Return the listing below word for word.

[Provided data]

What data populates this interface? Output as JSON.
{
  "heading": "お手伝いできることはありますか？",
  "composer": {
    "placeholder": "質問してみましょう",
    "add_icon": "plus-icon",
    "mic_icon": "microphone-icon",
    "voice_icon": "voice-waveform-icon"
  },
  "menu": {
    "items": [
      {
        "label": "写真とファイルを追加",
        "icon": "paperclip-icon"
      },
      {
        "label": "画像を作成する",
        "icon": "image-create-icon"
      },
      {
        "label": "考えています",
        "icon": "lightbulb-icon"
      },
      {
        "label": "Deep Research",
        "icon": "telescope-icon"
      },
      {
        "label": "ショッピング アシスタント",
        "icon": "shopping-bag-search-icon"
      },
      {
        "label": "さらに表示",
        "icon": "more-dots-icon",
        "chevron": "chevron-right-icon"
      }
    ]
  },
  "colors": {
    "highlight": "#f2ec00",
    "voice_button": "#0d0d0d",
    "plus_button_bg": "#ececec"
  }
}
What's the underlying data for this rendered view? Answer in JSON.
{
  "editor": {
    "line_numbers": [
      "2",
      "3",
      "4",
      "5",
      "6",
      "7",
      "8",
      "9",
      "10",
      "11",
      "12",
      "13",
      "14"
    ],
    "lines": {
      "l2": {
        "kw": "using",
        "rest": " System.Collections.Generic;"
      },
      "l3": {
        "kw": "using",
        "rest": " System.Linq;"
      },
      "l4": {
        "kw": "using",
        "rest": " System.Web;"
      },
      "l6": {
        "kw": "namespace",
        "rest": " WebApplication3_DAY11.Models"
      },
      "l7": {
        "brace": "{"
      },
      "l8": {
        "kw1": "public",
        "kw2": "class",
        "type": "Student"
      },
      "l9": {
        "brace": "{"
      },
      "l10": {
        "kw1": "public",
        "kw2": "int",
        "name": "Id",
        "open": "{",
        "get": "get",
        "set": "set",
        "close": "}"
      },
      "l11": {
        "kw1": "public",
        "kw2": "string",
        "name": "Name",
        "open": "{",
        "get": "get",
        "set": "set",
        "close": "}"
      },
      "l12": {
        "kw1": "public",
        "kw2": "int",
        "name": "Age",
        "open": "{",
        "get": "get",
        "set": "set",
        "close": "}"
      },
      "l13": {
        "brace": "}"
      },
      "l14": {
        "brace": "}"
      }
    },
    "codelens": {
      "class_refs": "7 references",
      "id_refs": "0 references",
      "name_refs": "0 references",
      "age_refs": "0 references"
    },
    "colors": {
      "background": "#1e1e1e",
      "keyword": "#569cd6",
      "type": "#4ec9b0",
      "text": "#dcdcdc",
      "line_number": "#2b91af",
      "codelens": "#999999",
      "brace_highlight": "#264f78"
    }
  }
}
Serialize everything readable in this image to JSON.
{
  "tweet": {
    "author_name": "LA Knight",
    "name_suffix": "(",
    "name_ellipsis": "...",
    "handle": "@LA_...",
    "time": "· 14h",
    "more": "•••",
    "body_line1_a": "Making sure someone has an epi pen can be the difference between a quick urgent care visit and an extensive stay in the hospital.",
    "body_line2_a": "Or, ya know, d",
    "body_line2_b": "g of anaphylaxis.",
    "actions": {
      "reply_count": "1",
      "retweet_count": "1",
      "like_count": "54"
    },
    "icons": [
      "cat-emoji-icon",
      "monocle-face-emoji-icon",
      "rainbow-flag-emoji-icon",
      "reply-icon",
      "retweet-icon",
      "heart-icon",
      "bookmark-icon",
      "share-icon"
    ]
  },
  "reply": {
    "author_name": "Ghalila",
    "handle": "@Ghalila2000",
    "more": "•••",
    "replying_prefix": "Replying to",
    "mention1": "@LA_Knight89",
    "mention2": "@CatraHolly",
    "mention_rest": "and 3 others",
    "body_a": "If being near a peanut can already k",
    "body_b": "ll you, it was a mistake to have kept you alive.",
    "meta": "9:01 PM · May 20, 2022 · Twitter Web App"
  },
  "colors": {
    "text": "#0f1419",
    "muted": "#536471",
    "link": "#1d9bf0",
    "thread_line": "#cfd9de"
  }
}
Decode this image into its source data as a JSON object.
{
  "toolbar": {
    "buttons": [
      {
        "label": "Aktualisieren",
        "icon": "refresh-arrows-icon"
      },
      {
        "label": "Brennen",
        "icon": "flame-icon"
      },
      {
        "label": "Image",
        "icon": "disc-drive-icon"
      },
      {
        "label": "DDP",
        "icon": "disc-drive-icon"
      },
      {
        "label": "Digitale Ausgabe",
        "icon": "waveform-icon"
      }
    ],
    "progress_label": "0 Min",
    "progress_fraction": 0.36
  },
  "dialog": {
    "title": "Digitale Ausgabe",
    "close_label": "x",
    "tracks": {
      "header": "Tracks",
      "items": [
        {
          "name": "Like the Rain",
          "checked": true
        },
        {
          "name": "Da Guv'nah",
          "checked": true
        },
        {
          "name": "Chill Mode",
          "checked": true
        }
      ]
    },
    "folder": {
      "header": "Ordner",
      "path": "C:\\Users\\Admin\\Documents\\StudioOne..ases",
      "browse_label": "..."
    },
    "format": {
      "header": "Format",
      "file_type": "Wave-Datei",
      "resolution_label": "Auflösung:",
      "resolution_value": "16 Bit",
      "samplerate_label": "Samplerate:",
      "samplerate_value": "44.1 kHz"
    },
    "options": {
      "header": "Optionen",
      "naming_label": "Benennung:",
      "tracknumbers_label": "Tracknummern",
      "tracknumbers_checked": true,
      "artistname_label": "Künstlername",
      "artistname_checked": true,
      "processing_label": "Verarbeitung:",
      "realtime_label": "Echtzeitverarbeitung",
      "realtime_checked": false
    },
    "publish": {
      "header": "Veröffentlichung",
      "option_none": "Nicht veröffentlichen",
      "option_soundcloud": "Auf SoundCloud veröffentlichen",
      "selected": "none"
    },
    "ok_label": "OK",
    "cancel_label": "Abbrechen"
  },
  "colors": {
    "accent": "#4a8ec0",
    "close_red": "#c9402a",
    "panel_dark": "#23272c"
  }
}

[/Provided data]

--- Response ---
What data populates this interface? Output as JSON.
{
  "heading": "お手伝いできることはありますか？",
  "composer": {
    "placeholder": "質問してみましょう",
    "add_icon": "plus-icon",
    "mic_icon": "microphone-icon",
    "voice_icon": "voice-waveform-icon"
  },
  "menu": {
    "items": [
      {
        "label": "写真とファイルを追加",
        "icon": "paperclip-icon"
      },
      {
        "label": "画像を作成する",
        "icon": "image-create-icon"
      },
      {
        "label": "考えています",
        "icon": "lightbulb-icon"
      },
      {
        "label": "Deep Research",
        "icon": "telescope-icon"
      },
      {
        "label": "ショッピング アシスタント",
        "icon": "shopping-bag-search-icon"
      },
      {
        "label": "さらに表示",
        "icon": "more-dots-icon",
        "chevron": "chevron-right-icon"
      }
    ]
  },
  "colors": {
    "highlight": "#f2ec00",
    "voice_button": "#0d0d0d",
    "plus_button_bg": "#ececec"
  }
}
What's the underlying data for this rendered view? Answer in JSON.
{
  "editor": {
    "line_numbers": [
      "2",
      "3",
      "4",
      "5",
      "6",
      "7",
      "8",
      "9",
      "10",
      "11",
      "12",
      "13",
      "14"
    ],
    "lines": {
      "l2": {
        "kw": "using",
        "rest": " System.Collections.Generic;"
      },
      "l3": {
        "kw": "using",
        "rest": " System.Linq;"
      },
      "l4": {
        "kw": "using",
        "rest": " System.Web;"
      },
      "l6": {
        "kw": "namespace",
        "rest": " WebApplication3_DAY11.Models"
      },
      "l7": {
        "brace": "{"
      },
      "l8": {
        "kw1": "public",
        "kw2": "class",
        "type": "Student"
      },
      "l9": {
        "brace": "{"
      },
      "l10": {
        "kw1": "public",
        "kw2": "int",
        "name": "Id",
        "open": "{",
        "get": "get",
        "set": "set",
        "close": "}"
      },
      "l11": {
        "kw1": "public",
        "kw2": "string",
        "name": "Name",
        "open": "{",
        "get": "get",
        "set": "set",
        "close": "}"
      },
      "l12": {
        "kw1": "public",
        "kw2": "int",
        "name": "Age",
        "open": "{",
        "get": "get",
        "set": "set",
        "close": "}"
      },
      "l13": {
        "brace": "}"
      },
      "l14": {
        "brace": "}"
      }
    },
    "codelens": {
      "class_refs": "7 references",
      "id_refs": "0 references",
      "name_refs": "0 references",
      "age_refs": "0 references"
    },
    "colors": {
      "background": "#1e1e1e",
      "keyword": "#569cd6",
      "type": "#4ec9b0",
      "text": "#dcdcdc",
      "line_number": "#2b91af",
      "codelens": "#999999",
      "brace_highlight": "#264f78"
    }
  }
}
Serialize everything readable in this image to JSON.
{
  "tweet": {
    "author_name": "LA Knight",
    "name_suffix": "(",
    "name_ellipsis": "...",
    "handle": "@LA_...",
    "time": "· 14h",
    "more": "•••",
    "body_line1_a": "Making sure someone has an epi pen can be the difference between a quick urgent care visit and an extensive stay in the hospital.",
    "body_line2_a": "Or, ya know, d",
    "body_line2_b": "g of anaphylaxis.",
    "actions": {
      "reply_count": "1",
      "retweet_count": "1",
      "like_count": "54"
    },
    "icons": [
      "cat-emoji-icon",
      "monocle-face-emoji-icon",
      "rainbow-flag-emoji-icon",
      "reply-icon",
      "retweet-icon",
      "heart-icon",
      "bookmark-icon",
      "share-icon"
    ]
  },
  "reply": {
    "author_name": "Ghalila",
    "handle": "@Ghalila2000",
    "more": "•••",
    "replying_prefix": "Replying to",
    "mention1": "@LA_Knight89",
    "mention2": "@CatraHolly",
    "mention_rest": "and 3 others",
    "body_a": "If being near a peanut can already k",
    "body_b": "ll you, it was a mistake to have kept you alive.",
    "meta": "9:01 PM · May 20, 2022 · Twitter Web App"
  },
  "colors": {
    "text": "#0f1419",
    "muted": "#536471",
    "link": "#1d9bf0",
    "thread_line": "#cfd9de"
  }
}
Decode this image into its source data as a JSON object.
{
  "toolbar": {
    "buttons": [
      {
        "label": "Aktualisieren",
        "icon": "refresh-arrows-icon"
      },
      {
        "label": "Brennen",
        "icon": "flame-icon"
      },
      {
        "label": "Image",
        "icon": "disc-drive-icon"
      },
      {
        "label": "DDP",
        "icon": "disc-drive-icon"
      },
      {
        "label": "Digitale Ausgabe",
        "icon": "waveform-icon"
      }
    ],
    "progress_label": "0 Min",
    "progress_fraction": 0.36
  },
  "dialog": {
    "title": "Digitale Ausgabe",
    "close_label": "x",
    "tracks": {
      "header": "Tracks",
      "items": [
        {
          "name": "Like the Rain",
          "checked": true
        },
        {
          "name": "Da Guv'nah",
          "checked": true
        },
        {
          "name": "Chill Mode",
          "checked": true
        }
      ]
    },
    "folder": {
      "header": "Ordner",
      "path": "C:\\Users\\Admin\\Documents\\StudioOne..ases",
      "browse_label": "..."
    },
    "format": {
      "header": "Format",
      "file_type": "Wave-Datei",
      "resolution_label": "Auflösung:",
      "resolution_value": "16 Bit",
      "samplerate_label": "Samplerate:",
      "samplerate_value": "44.1 kHz"
    },
    "options": {
      "header": "Optionen",
      "naming_label": "Benennung:",
      "tracknumbers_label": "Tracknummern",
      "tracknumbers_checked": true,
      "artistname_label": "Künstlername",
      "artistname_checked": true,
      "processing_label": "Verarbeitung:",
      "realtime_label": "Echtzeitverarbeitung",
      "realtime_checked": false
    },
    "publish": {
      "header": "Veröffentlichung",
      "option_none": "Nicht veröffentlichen",
      "option_soundcloud": "Auf SoundCloud veröffentlichen",
      "selected": "none"
    },
    "ok_label": "OK",
    "cancel_label": "Abbrechen"
  },
  "colors": {
    "accent": "#4a8ec0",
    "close_red": "#c9402a",
    "panel_dark": "#23272c"
  }
}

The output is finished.